Task to carry out:
Repeat the records below word for word.

——————

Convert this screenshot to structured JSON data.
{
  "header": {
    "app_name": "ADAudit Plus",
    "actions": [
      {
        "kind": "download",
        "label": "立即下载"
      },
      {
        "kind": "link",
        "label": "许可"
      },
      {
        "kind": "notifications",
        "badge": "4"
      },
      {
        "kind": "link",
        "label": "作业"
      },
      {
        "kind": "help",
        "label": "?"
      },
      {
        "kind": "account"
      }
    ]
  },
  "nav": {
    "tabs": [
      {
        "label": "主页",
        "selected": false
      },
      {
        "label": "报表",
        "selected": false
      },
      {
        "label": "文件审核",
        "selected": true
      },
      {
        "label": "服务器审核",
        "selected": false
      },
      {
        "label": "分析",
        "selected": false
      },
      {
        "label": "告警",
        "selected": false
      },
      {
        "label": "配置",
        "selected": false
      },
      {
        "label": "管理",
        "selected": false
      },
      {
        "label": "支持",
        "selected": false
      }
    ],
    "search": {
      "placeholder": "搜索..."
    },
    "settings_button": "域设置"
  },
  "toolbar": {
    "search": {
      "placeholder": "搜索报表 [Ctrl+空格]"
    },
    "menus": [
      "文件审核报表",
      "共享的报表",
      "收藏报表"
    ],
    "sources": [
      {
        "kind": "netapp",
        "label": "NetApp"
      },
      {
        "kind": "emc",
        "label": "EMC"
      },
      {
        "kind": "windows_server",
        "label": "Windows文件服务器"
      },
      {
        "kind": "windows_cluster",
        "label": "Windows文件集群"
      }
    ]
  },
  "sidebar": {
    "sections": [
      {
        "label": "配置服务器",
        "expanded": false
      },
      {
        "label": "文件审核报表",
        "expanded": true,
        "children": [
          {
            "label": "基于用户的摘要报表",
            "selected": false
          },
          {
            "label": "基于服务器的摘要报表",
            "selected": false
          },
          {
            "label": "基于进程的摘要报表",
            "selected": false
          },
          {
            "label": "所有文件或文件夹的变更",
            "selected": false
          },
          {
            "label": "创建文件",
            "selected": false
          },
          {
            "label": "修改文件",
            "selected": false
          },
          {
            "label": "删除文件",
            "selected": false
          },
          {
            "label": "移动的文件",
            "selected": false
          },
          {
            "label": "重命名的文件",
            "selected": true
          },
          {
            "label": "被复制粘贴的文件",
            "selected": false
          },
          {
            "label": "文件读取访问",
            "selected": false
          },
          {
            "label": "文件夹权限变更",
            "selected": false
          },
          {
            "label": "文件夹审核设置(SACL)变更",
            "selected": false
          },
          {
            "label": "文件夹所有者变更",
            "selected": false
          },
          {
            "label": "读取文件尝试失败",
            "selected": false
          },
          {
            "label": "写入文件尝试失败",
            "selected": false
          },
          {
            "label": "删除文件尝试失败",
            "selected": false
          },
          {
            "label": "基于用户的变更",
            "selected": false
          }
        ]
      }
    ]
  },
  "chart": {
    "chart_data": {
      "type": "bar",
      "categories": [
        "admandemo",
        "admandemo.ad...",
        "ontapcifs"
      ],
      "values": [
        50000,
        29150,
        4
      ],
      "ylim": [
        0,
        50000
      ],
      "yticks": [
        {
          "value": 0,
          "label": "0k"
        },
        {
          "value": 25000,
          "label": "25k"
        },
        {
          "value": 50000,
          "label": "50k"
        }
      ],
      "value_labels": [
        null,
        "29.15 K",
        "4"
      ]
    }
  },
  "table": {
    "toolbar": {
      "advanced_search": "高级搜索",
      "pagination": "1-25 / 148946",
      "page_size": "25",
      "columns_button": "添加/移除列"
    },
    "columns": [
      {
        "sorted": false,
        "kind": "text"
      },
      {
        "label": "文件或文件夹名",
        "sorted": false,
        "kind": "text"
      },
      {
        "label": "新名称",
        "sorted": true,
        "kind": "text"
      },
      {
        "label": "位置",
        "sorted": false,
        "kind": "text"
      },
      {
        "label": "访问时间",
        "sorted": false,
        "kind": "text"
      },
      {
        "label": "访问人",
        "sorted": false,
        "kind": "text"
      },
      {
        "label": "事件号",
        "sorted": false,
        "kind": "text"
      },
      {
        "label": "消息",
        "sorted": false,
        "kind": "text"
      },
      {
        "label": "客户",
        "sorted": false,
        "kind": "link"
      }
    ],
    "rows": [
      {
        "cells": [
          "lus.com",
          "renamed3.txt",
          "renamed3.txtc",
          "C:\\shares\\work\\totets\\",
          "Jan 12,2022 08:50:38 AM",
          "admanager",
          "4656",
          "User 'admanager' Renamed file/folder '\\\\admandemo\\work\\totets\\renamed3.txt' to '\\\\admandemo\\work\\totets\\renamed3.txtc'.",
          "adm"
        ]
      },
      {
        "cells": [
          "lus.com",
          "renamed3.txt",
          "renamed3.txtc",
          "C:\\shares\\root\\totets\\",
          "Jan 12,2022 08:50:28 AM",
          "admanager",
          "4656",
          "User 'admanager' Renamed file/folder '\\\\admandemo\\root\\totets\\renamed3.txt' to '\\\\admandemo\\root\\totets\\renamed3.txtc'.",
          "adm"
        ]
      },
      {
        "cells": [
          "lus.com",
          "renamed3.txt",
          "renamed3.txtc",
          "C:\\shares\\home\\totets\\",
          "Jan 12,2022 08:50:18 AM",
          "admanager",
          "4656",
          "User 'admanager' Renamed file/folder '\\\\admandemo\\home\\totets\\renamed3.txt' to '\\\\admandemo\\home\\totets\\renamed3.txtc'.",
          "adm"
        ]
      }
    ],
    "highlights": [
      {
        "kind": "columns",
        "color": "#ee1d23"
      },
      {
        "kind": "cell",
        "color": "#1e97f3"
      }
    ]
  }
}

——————

Finished exercise:
Convert this screenshot to structured JSON data.
{
  "header": {
    "app_name": "ADAudit Plus",
    "actions": [
      {
        "kind": "download",
        "label": "立即下载"
      },
      {
        "kind": "link",
        "label": "许可"
      },
      {
        "kind": "notifications",
        "badge": "4"
      },
      {
        "kind": "link",
        "label": "作业"
      },
      {
        "kind": "help",
        "label": "?"
      },
      {
        "kind": "account"
      }
    ]
  },
  "nav": {
    "tabs": [
      {
        "label": "主页",
        "selected": false
      },
      {
        "label": "报表",
        "selected": false
      },
      {
        "label": "文件审核",
        "selected": true
      },
      {
        "label": "服务器审核",
        "selected": false
      },
      {
        "label": "分析",
        "selected": false
      },
      {
        "label": "告警",
        "selected": false
      },
      {
        "label": "配置",
        "selected": false
      },
      {
        "label": "管理",
        "selected": false
      },
      {
        "label": "支持",
        "selected": false
      }
    ],
    "search": {
      "placeholder": "搜索..."
    },
    "settings_button": "域设置"
  },
  "toolbar": {
    "search": {
      "placeholder": "搜索报表 [Ctrl+空格]"
    },
    "menus": [
      "文件审核报表",
      "共享的报表",
      "收藏报表"
    ],
    "sources": [
      {
        "kind": "netapp",
        "label": "NetApp"
      },
      {
        "kind": "emc",
        "label": "EMC"
      },
      {
        "kind": "windows_server",
        "label": "Windows文件服务器"
      },
      {
        "kind": "windows_cluster",
        "label": "Windows文件集群"
      }
    ]
  },
  "sidebar": {
    "sections": [
      {
        "label": "配置服务器",
        "expanded": false
      },
      {
        "label": "文件审核报表",
        "expanded": true,
        "children": [
          {
            "label": "基于用户的摘要报表",
            "selected": false
          },
          {
            "label": "基于服务器的摘要报表",
            "selected": false
          },
          {
            "label": "基于进程的摘要报表",
            "selected": false
          },
          {
            "label": "所有文件或文件夹的变更",
            "selected": false
          },
          {
            "label": "创建文件",
            "selected": false
          },
          {
            "label": "修改文件",
            "selected": false
          },
          {
            "label": "删除文件",
            "selected": false
          },
          {
            "label": "移动的文件",
            "selected": false
          },
          {
            "label": "重命名的文件",
            "selected": true
          },
          {
            "label": "被复制粘贴的文件",
            "selected": false
          },
          {
            "label": "文件读取访问",
            "selected": false
          },
          {
            "label": "文件夹权限变更",
            "selected": false
          },
          {
            "label": "文件夹审核设置(SACL)变更",
            "selected": false
          },
          {
            "label": "文件夹所有者变更",
            "selected": false
          },
          {
            "label": "读取文件尝试失败",
            "selected": false
          },
          {
            "label": "写入文件尝试失败",
            "selected": false
          },
          {
            "label": "删除文件尝试失败",
            "selected": false
          },
          {
            "label": "基于用户的变更",
            "selected": false
          }
        ]
      }
    ]
  },
  "chart": {
    "chart_data": {
      "type": "bar",
      "categories": [
        "admandemo",
        "admandemo.ad...",
        "ontapcifs"
      ],
      "values": [
        50000,
        29150,
        4
      ],
      "ylim": [
        0,
        50000
      ],
      "yticks": [
        {
          "value": 0,
          "label": "0k"
        },
        {
          "value": 25000,
          "label": "25k"
        },
        {
          "value": 50000,
          "label": "50k"
        }
      ],
      "value_labels": [
        null,
        "29.15 K",
        "4"
      ]
    }
  },
  "table": {
    "toolbar": {
      "advanced_search": "高级搜索",
      "pagination": "1-25 / 148946",
      "page_size": "25",
      "columns_button": "添加/移除列"
    },
    "columns": [
      {
        "sorted": false,
        "kind": "text"
      },
      {
        "label": "文件或文件夹名",
        "sorted": false,
        "kind": "text"
      },
      {
        "label": "新名称",
        "sorted": true,
        "kind": "text"
      },
      {
        "label": "位置",
        "sorted": false,
        "kind": "text"
      },
      {
        "label": "访问时间",
        "sorted": false,
        "kind": "text"
      },
      {
        "label": "访问人",
        "sorted": false,
        "kind": "text"
      },
      {
        "label": "事件号",
        "sorted": false,
        "kind": "text"
      },
      {
        "label": "消息",
        "sorted": false,
        "kind": "text"
      },
      {
        "label": "客户",
        "sorted": false,
        "kind": "link"
      }
    ],
    "rows": [
      {
        "cells": [
          "lus.com",
          "renamed3.txt",
          "renamed3.txtc",
          "C:\\shares\\work\\totets\\",
          "Jan 12,2022 08:50:38 AM",
          "admanager",
          "4656",
          "User 'admanager' Renamed file/folder '\\\\admandemo\\work\\totets\\renamed3.txt' to '\\\\admandemo\\work\\totets\\renamed3.txtc'.",
          "adm"
        ]
      },
      {
        "cells": [
          "lus.com",
          "renamed3.txt",
          "renamed3.txtc",
          "C:\\shares\\root\\totets\\",
          "Jan 12,2022 08:50:28 AM",
          "admanager",
          "4656",
          "User 'admanager' Renamed file/folder '\\\\admandemo\\root\\totets\\renamed3.txt' to '\\\\admandemo\\root\\totets\\renamed3.txtc'.",
          "adm"
        ]
      },
      {
        "cells": [
          "lus.com",
          "renamed3.txt",
          "renamed3.txtc",
          "C:\\shares\\home\\totets\\",
          "Jan 12,2022 08:50:18 AM",
          "admanager",
          "4656",
          "User 'admanager' Renamed file/folder '\\\\admandemo\\home\\totets\\renamed3.txt' to '\\\\admandemo\\home\\totets\\renamed3.txtc'.",
          "adm"
        ]
      }
    ],
    "highlights": [
      {
        "kind": "columns",
        "color": "#ee1d23"
      },
      {
        "kind": "cell",
        "color": "#1e97f3"
      }
    ]
  }
}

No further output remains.